**** Provided information

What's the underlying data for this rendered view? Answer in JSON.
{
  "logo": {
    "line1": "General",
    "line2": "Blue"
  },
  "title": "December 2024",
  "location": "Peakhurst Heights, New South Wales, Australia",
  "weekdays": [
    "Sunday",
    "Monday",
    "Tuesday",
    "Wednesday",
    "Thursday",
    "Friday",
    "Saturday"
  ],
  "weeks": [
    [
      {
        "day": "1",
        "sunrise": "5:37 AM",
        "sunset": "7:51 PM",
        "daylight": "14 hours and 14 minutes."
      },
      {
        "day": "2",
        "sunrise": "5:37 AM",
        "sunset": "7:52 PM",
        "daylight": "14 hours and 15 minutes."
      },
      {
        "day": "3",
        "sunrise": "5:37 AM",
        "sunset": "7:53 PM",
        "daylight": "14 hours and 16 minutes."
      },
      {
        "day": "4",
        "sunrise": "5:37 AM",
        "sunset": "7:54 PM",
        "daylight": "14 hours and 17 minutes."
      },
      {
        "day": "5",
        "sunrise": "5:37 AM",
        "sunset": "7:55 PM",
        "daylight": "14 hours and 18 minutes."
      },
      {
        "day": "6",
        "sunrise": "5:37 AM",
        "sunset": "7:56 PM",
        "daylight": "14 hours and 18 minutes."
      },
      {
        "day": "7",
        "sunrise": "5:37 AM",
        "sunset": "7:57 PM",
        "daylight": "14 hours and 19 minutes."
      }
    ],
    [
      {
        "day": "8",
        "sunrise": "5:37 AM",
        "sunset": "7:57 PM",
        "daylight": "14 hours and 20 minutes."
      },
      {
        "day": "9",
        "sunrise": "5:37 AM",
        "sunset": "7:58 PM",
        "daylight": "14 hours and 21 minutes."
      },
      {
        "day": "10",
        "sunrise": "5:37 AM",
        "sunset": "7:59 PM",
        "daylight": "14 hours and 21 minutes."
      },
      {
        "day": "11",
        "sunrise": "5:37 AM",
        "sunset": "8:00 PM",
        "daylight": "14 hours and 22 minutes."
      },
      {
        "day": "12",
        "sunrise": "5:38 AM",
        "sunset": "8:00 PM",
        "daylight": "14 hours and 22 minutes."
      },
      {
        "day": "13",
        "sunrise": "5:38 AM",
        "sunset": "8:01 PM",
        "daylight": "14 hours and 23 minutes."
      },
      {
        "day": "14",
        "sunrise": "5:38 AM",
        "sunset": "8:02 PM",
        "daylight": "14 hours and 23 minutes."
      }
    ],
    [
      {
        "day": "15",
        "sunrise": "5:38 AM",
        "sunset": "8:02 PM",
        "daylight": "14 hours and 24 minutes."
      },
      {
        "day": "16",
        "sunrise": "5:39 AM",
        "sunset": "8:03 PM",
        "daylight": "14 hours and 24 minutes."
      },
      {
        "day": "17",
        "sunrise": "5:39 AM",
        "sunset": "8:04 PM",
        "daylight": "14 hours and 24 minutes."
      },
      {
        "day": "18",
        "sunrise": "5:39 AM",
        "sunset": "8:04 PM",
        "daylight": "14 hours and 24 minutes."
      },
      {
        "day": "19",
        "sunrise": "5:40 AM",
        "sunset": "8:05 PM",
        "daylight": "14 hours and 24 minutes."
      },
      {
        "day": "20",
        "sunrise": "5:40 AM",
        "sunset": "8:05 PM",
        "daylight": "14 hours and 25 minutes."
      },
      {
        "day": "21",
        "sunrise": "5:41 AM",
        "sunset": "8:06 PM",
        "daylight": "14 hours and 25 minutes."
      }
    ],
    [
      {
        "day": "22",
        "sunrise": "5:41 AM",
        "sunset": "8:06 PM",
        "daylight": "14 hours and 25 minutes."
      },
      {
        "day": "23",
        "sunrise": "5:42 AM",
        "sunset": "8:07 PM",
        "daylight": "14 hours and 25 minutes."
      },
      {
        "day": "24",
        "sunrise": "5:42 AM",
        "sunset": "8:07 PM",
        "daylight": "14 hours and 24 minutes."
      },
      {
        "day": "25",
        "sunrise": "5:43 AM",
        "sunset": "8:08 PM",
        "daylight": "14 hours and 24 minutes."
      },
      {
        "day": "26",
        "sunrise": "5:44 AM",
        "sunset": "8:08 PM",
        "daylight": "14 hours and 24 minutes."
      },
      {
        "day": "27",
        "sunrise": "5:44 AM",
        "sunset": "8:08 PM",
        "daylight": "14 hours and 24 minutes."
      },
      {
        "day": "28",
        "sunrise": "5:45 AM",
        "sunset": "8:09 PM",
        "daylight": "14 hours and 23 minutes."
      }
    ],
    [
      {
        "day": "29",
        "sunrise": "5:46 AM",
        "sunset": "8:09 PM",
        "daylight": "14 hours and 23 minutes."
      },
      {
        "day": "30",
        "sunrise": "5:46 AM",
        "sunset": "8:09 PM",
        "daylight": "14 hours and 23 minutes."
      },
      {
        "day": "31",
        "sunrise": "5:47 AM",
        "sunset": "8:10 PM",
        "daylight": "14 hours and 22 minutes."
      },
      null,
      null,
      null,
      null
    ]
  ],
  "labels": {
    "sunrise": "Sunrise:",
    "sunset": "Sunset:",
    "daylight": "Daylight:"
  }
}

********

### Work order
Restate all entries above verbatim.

### Task answer
What's the underlying data for this rendered view? Answer in JSON.
{
  "logo": {
    "line1": "General",
    "line2": "Blue"
  },
  "title": "December 2024",
  "location": "Peakhurst Heights, New South Wales, Australia",
  "weekdays": [
    "Sunday",
    "Monday",
    "Tuesday",
    "Wednesday",
    "Thursday",
    "Friday",
    "Saturday"
  ],
  "weeks": [
    [
      {
        "day": "1",
        "sunrise": "5:37 AM",
        "sunset": "7:51 PM",
        "daylight": "14 hours and 14 minutes."
      },
      {
        "day": "2",
        "sunrise": "5:37 AM",
        "sunset": "7:52 PM",
        "daylight": "14 hours and 15 minutes."
      },
      {
        "day": "3",
        "sunrise": "5:37 AM",
        "sunset": "7:53 PM",
        "daylight": "14 hours and 16 minutes."
      },
      {
        "day": "4",
        "sunrise": "5:37 AM",
        "sunset": "7:54 PM",
        "daylight": "14 hours and 17 minutes."
      },
      {
        "day": "5",
        "sunrise": "5:37 AM",
        "sunset": "7:55 PM",
        "daylight": "14 hours and 18 minutes."
      },
      {
        "day": "6",
        "sunrise": "5:37 AM",
        "sunset": "7:56 PM",
        "daylight": "14 hours and 18 minutes."
      },
      {
        "day": "7",
        "sunrise": "5:37 AM",
        "sunset": "7:57 PM",
        "daylight": "14 hours and 19 minutes."
      }
    ],
    [
      {
        "day": "8",
        "sunrise": "5:37 AM",
        "sunset": "7:57 PM",
        "daylight": "14 hours and 20 minutes."
      },
      {
        "day": "9",
        "sunrise": "5:37 AM",
        "sunset": "7:58 PM",
        "daylight": "14 hours and 21 minutes."
      },
      {
        "day": "10",
        "sunrise": "5:37 AM",
        "sunset": "7:59 PM",
        "daylight": "14 hours and 21 minutes."
      },
      {
        "day": "11",
        "sunrise": "5:37 AM",
        "sunset": "8:00 PM",
        "daylight": "14 hours and 22 minutes."
      },
      {
        "day": "12",
        "sunrise": "5:38 AM",
        "sunset": "8:00 PM",
        "daylight": "14 hours and 22 minutes."
      },
      {
        "day": "13",
        "sunrise": "5:38 AM",
        "sunset": "8:01 PM",
        "daylight": "14 hours and 23 minutes."
      },
      {
        "day": "14",
        "sunrise": "5:38 AM",
        "sunset": "8:02 PM",
        "daylight": "14 hours and 23 minutes."
      }
    ],
    [
      {
        "day": "15",
        "sunrise": "5:38 AM",
        "sunset": "8:02 PM",
        "daylight": "14 hours and 24 minutes."
      },
      {
        "day": "16",
        "sunrise": "5:39 AM",
        "sunset": "8:03 PM",
        "daylight": "14 hours and 24 minutes."
      },
      {
        "day": "17",
        "sunrise": "5:39 AM",
        "sunset": "8:04 PM",
        "daylight": "14 hours and 24 minutes."
      },
      {
        "day": "18",
        "sunrise": "5:39 AM",
        "sunset": "8:04 PM",
        "daylight": "14 hours and 24 minutes."
      },
      {
        "day": "19",
        "sunrise": "5:40 AM",
        "sunset": "8:05 PM",
        "daylight": "14 hours and 24 minutes."
      },
      {
        "day": "20",
        "sunrise": "5:40 AM",
        "sunset": "8:05 PM",
        "daylight": "14 hours and 25 minutes."
      },
      {
        "day": "21",
        "sunrise": "5:41 AM",
        "sunset": "8:06 PM",
        "daylight": "14 hours and 25 minutes."
      }
    ],
    [
      {
        "day": "22",
        "sunrise": "5:41 AM",
        "sunset": "8:06 PM",
        "daylight": "14 hours and 25 minutes."
      },
      {
        "day": "23",
        "sunrise": "5:42 AM",
        "sunset": "8:07 PM",
        "daylight": "14 hours and 25 minutes."
      },
      {
        "day": "24",
        "sunrise": "5:42 AM",
        "sunset": "8:07 PM",
        "daylight": "14 hours and 24 minutes."
      },
      {
        "day": "25",
        "sunrise": "5:43 AM",
        "sunset": "8:08 PM",
        "daylight": "14 hours and 24 minutes."
      },
      {
        "day": "26",
        "sunrise": "5:44 AM",
        "sunset": "8:08 PM",
        "daylight": "14 hours and 24 minutes."
      },
      {
        "day": "27",
        "sunrise": "5:44 AM",
        "sunset": "8:08 PM",
        "daylight": "14 hours and 24 minutes."
      },
      {
        "day": "28",
        "sunrise": "5:45 AM",
        "sunset": "8:09 PM",
        "daylight": "14 hours and 23 minutes."
      }
    ],
    [
      {
        "day": "29",
        "sunrise": "5:46 AM",
        "sunset": "8:09 PM",
        "daylight": "14 hours and 23 minutes."
      },
      {
        "day": "30",
        "sunrise": "5:46 AM",
        "sunset": "8:09 PM",
        "daylight": "14 hours and 23 minutes."
      },
      {
        "day": "31",
        "sunrise": "5:47 AM",
        "sunset": "8:10 PM",
        "daylight": "14 hours and 22 minutes."
      },
      null,
      null,
      null,
      null
    ]
  ],
  "labels": {
    "sunrise": "Sunrise:",
    "sunset": "Sunset:",
    "daylight": "Daylight:"
  }
}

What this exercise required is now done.